▶ [Work instruction] Write out, exactly and in full, the records given below, but not their pictures.

Records to use below:

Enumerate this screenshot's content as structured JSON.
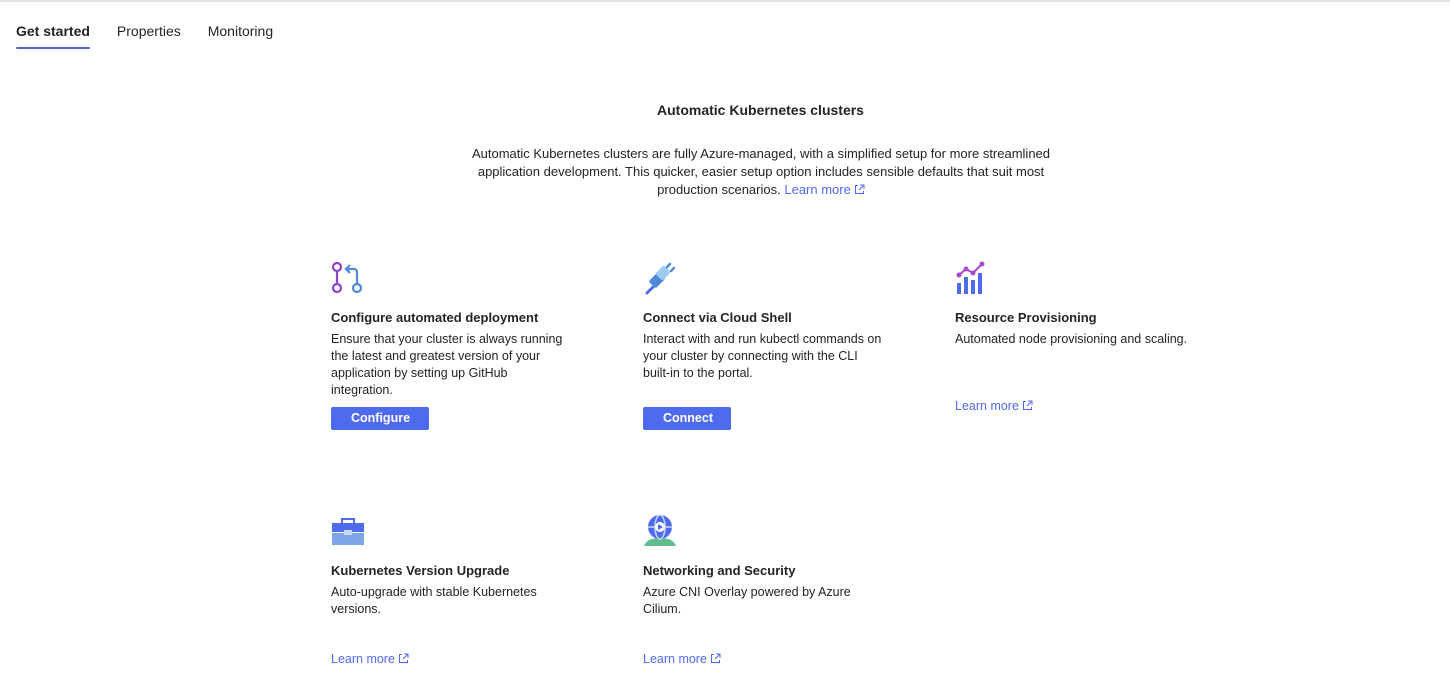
{
  "tabs": [
    {
      "label": "Get started",
      "active": true
    },
    {
      "label": "Properties",
      "active": false
    },
    {
      "label": "Monitoring",
      "active": false
    }
  ],
  "hero": {
    "title": "Automatic Kubernetes clusters",
    "description": "Automatic Kubernetes clusters are fully Azure-managed, with a simplified setup for more streamlined application development. This quicker, easier setup option includes sensible defaults that suit most production scenarios.",
    "learn_more": "Learn more"
  },
  "cards": {
    "deployment": {
      "icon": "git-branch-icon",
      "title": "Configure automated deployment",
      "description": "Ensure that your cluster is always running the latest and greatest version of your application by setting up GitHub integration.",
      "button": "Configure"
    },
    "cloudshell": {
      "icon": "plug-icon",
      "title": "Connect via Cloud Shell",
      "description": "Interact with and run kubectl commands on your cluster by connecting with the CLI built-in to the portal.",
      "button": "Connect"
    },
    "provisioning": {
      "icon": "chart-icon",
      "title": "Resource Provisioning",
      "description": "Automated node provisioning and scaling.",
      "learn_more": "Learn more"
    },
    "upgrade": {
      "icon": "toolbox-icon",
      "title": "Kubernetes Version Upgrade",
      "description": "Auto-upgrade with stable Kubernetes versions.",
      "learn_more": "Learn more"
    },
    "networking": {
      "icon": "globe-icon",
      "title": "Networking and Security",
      "description": "Azure CNI Overlay powered by Azure Cilium.",
      "learn_more": "Learn more"
    }
  },
  "colors": {
    "accent": "#4f6bed",
    "tab_indicator": "#5b5fc7"
  }
}
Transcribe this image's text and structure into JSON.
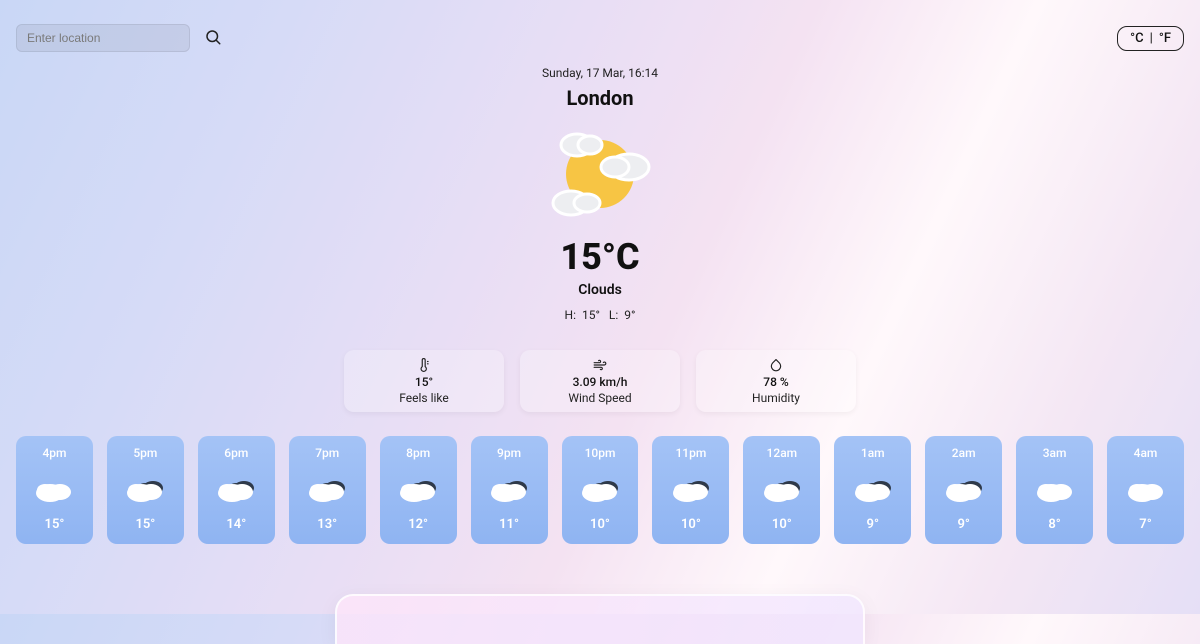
{
  "search": {
    "placeholder": "Enter location",
    "icon": "search-icon"
  },
  "units": {
    "celsius": "°C",
    "fahrenheit": "°F"
  },
  "current": {
    "date": "Sunday, 17 Mar, 16:14",
    "city": "London",
    "temperature": "15°C",
    "condition": "Clouds",
    "high_label": "H:",
    "high": "15°",
    "low_label": "L:",
    "low": "9°"
  },
  "metrics": [
    {
      "icon": "thermometer-icon",
      "value": "15°",
      "label": "Feels like"
    },
    {
      "icon": "wind-icon",
      "value": "3.09 km/h",
      "label": "Wind Speed"
    },
    {
      "icon": "droplet-icon",
      "value": "78 %",
      "label": "Humidity"
    }
  ],
  "hourly": [
    {
      "time": "4pm",
      "icon": "cloud",
      "temp": "15°"
    },
    {
      "time": "5pm",
      "icon": "cloud-dark",
      "temp": "15°"
    },
    {
      "time": "6pm",
      "icon": "cloud-dark",
      "temp": "14°"
    },
    {
      "time": "7pm",
      "icon": "cloud-dark",
      "temp": "13°"
    },
    {
      "time": "8pm",
      "icon": "cloud-dark",
      "temp": "12°"
    },
    {
      "time": "9pm",
      "icon": "cloud-dark",
      "temp": "11°"
    },
    {
      "time": "10pm",
      "icon": "cloud-dark",
      "temp": "10°"
    },
    {
      "time": "11pm",
      "icon": "cloud-dark",
      "temp": "10°"
    },
    {
      "time": "12am",
      "icon": "cloud-dark",
      "temp": "10°"
    },
    {
      "time": "1am",
      "icon": "cloud-dark",
      "temp": "9°"
    },
    {
      "time": "2am",
      "icon": "cloud-dark",
      "temp": "9°"
    },
    {
      "time": "3am",
      "icon": "cloud",
      "temp": "8°"
    },
    {
      "time": "4am",
      "icon": "cloud",
      "temp": "7°"
    }
  ]
}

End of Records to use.

▶ [Answer below]
Enumerate this screenshot's content as structured JSON.
{
  "tabs": [
    {
      "label": "Get started",
      "active": true
    },
    {
      "label": "Properties",
      "active": false
    },
    {
      "label": "Monitoring",
      "active": false
    }
  ],
  "hero": {
    "title": "Automatic Kubernetes clusters",
    "description": "Automatic Kubernetes clusters are fully Azure-managed, with a simplified setup for more streamlined application development. This quicker, easier setup option includes sensible defaults that suit most production scenarios.",
    "learn_more": "Learn more"
  },
  "cards": {
    "deployment": {
      "icon": "git-branch-icon",
      "title": "Configure automated deployment",
      "description": "Ensure that your cluster is always running the latest and greatest version of your application by setting up GitHub integration.",
      "button": "Configure"
    },
    "cloudshell": {
      "icon": "plug-icon",
      "title": "Connect via Cloud Shell",
      "description": "Interact with and run kubectl commands on your cluster by connecting with the CLI built-in to the portal.",
      "button": "Connect"
    },
    "provisioning": {
      "icon": "chart-icon",
      "title": "Resource Provisioning",
      "description": "Automated node provisioning and scaling.",
      "learn_more": "Learn more"
    },
    "upgrade": {
      "icon": "toolbox-icon",
      "title": "Kubernetes Version Upgrade",
      "description": "Auto-upgrade with stable Kubernetes versions.",
      "learn_more": "Learn more"
    },
    "networking": {
      "icon": "globe-icon",
      "title": "Networking and Security",
      "description": "Azure CNI Overlay powered by Azure Cilium.",
      "learn_more": "Learn more"
    }
  },
  "colors": {
    "accent": "#4f6bed",
    "tab_indicator": "#5b5fc7"
  }
}
Transcribe this image's text and structure into JSON.
{
  "search": {
    "placeholder": "Enter location",
    "icon": "search-icon"
  },
  "units": {
    "celsius": "°C",
    "fahrenheit": "°F"
  },
  "current": {
    "date": "Sunday, 17 Mar, 16:14",
    "city": "London",
    "temperature": "15°C",
    "condition": "Clouds",
    "high_label": "H:",
    "high": "15°",
    "low_label": "L:",
    "low": "9°"
  },
  "metrics": [
    {
      "icon": "thermometer-icon",
      "value": "15°",
      "label": "Feels like"
    },
    {
      "icon": "wind-icon",
      "value": "3.09 km/h",
      "label": "Wind Speed"
    },
    {
      "icon": "droplet-icon",
      "value": "78 %",
      "label": "Humidity"
    }
  ],
  "hourly": [
    {
      "time": "4pm",
      "icon": "cloud",
      "temp": "15°"
    },
    {
      "time": "5pm",
      "icon": "cloud-dark",
      "temp": "15°"
    },
    {
      "time": "6pm",
      "icon": "cloud-dark",
      "temp": "14°"
    },
    {
      "time": "7pm",
      "icon": "cloud-dark",
      "temp": "13°"
    },
    {
      "time": "8pm",
      "icon": "cloud-dark",
      "temp": "12°"
    },
    {
      "time": "9pm",
      "icon": "cloud-dark",
      "temp": "11°"
    },
    {
      "time": "10pm",
      "icon": "cloud-dark",
      "temp": "10°"
    },
    {
      "time": "11pm",
      "icon": "cloud-dark",
      "temp": "10°"
    },
    {
      "time": "12am",
      "icon": "cloud-dark",
      "temp": "10°"
    },
    {
      "time": "1am",
      "icon": "cloud-dark",
      "temp": "9°"
    },
    {
      "time": "2am",
      "icon": "cloud-dark",
      "temp": "9°"
    },
    {
      "time": "3am",
      "icon": "cloud",
      "temp": "8°"
    },
    {
      "time": "4am",
      "icon": "cloud",
      "temp": "7°"
    }
  ]
}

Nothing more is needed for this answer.